*** Task data

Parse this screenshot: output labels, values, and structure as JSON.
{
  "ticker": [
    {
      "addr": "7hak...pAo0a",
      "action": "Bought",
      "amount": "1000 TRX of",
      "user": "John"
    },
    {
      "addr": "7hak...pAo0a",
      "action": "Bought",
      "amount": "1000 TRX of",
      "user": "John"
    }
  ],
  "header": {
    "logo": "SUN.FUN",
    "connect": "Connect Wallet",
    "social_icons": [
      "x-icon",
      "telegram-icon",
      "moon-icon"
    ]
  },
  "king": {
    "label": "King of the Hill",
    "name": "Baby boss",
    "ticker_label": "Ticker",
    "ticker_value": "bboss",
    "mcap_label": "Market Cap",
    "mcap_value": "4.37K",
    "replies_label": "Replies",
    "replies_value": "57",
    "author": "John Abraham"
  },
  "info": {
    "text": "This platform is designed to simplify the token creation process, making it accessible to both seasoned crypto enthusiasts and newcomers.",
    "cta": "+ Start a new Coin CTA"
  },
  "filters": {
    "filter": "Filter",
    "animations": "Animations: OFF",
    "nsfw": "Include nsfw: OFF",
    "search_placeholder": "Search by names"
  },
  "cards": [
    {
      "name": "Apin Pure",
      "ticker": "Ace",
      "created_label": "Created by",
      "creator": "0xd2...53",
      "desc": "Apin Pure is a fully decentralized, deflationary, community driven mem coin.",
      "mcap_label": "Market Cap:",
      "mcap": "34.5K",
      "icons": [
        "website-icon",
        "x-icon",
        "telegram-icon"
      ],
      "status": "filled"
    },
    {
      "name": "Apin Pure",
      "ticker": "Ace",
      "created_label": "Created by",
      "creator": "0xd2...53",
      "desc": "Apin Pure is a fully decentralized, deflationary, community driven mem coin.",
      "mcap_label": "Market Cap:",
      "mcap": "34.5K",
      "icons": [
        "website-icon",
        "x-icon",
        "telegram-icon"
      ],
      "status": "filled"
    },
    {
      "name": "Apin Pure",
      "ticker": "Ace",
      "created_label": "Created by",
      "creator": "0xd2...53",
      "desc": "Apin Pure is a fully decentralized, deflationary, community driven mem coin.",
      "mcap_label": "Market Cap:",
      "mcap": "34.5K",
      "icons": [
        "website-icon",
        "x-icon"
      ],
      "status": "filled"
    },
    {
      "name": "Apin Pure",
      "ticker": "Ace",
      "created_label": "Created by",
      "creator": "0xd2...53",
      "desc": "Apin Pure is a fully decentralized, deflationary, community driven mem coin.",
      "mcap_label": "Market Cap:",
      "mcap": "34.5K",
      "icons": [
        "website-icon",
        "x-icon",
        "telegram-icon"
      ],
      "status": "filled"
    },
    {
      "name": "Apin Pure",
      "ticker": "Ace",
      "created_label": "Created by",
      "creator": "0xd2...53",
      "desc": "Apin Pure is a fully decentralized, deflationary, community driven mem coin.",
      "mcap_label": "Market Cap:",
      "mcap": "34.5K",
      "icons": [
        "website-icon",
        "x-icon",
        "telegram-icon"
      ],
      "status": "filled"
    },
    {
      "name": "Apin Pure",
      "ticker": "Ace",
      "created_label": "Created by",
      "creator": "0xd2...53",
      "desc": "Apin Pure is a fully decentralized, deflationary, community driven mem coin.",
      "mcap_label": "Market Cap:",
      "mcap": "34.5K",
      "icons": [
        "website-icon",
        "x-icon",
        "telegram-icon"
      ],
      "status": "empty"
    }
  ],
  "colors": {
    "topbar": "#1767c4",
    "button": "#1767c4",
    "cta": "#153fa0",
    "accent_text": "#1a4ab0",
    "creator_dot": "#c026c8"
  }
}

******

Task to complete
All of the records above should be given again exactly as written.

Response to this task
Parse this screenshot: output labels, values, and structure as JSON.
{
  "ticker": [
    {
      "addr": "7hak...pAo0a",
      "action": "Bought",
      "amount": "1000 TRX of",
      "user": "John"
    },
    {
      "addr": "7hak...pAo0a",
      "action": "Bought",
      "amount": "1000 TRX of",
      "user": "John"
    }
  ],
  "header": {
    "logo": "SUN.FUN",
    "connect": "Connect Wallet",
    "social_icons": [
      "x-icon",
      "telegram-icon",
      "moon-icon"
    ]
  },
  "king": {
    "label": "King of the Hill",
    "name": "Baby boss",
    "ticker_label": "Ticker",
    "ticker_value": "bboss",
    "mcap_label": "Market Cap",
    "mcap_value": "4.37K",
    "replies_label": "Replies",
    "replies_value": "57",
    "author": "John Abraham"
  },
  "info": {
    "text": "This platform is designed to simplify the token creation process, making it accessible to both seasoned crypto enthusiasts and newcomers.",
    "cta": "+ Start a new Coin CTA"
  },
  "filters": {
    "filter": "Filter",
    "animations": "Animations: OFF",
    "nsfw": "Include nsfw: OFF",
    "search_placeholder": "Search by names"
  },
  "cards": [
    {
      "name": "Apin Pure",
      "ticker": "Ace",
      "created_label": "Created by",
      "creator": "0xd2...53",
      "desc": "Apin Pure is a fully decentralized, deflationary, community driven mem coin.",
      "mcap_label": "Market Cap:",
      "mcap": "34.5K",
      "icons": [
        "website-icon",
        "x-icon",
        "telegram-icon"
      ],
      "status": "filled"
    },
    {
      "name": "Apin Pure",
      "ticker": "Ace",
      "created_label": "Created by",
      "creator": "0xd2...53",
      "desc": "Apin Pure is a fully decentralized, deflationary, community driven mem coin.",
      "mcap_label": "Market Cap:",
      "mcap": "34.5K",
      "icons": [
        "website-icon",
        "x-icon",
        "telegram-icon"
      ],
      "status": "filled"
    },
    {
      "name": "Apin Pure",
      "ticker": "Ace",
      "created_label": "Created by",
      "creator": "0xd2...53",
      "desc": "Apin Pure is a fully decentralized, deflationary, community driven mem coin.",
      "mcap_label": "Market Cap:",
      "mcap": "34.5K",
      "icons": [
        "website-icon",
        "x-icon"
      ],
      "status": "filled"
    },
    {
      "name": "Apin Pure",
      "ticker": "Ace",
      "created_label": "Created by",
      "creator": "0xd2...53",
      "desc": "Apin Pure is a fully decentralized, deflationary, community driven mem coin.",
      "mcap_label": "Market Cap:",
      "mcap": "34.5K",
      "icons": [
        "website-icon",
        "x-icon",
        "telegram-icon"
      ],
      "status": "filled"
    },
    {
      "name": "Apin Pure",
      "ticker": "Ace",
      "created_label": "Created by",
      "creator": "0xd2...53",
      "desc": "Apin Pure is a fully decentralized, deflationary, community driven mem coin.",
      "mcap_label": "Market Cap:",
      "mcap": "34.5K",
      "icons": [
        "website-icon",
        "x-icon",
        "telegram-icon"
      ],
      "status": "filled"
    },
    {
      "name": "Apin Pure",
      "ticker": "Ace",
      "created_label": "Created by",
      "creator": "0xd2...53",
      "desc": "Apin Pure is a fully decentralized, deflationary, community driven mem coin.",
      "mcap_label": "Market Cap:",
      "mcap": "34.5K",
      "icons": [
        "website-icon",
        "x-icon",
        "telegram-icon"
      ],
      "status": "empty"
    }
  ],
  "colors": {
    "topbar": "#1767c4",
    "button": "#1767c4",
    "cta": "#153fa0",
    "accent_text": "#1a4ab0",
    "creator_dot": "#c026c8"
  }
}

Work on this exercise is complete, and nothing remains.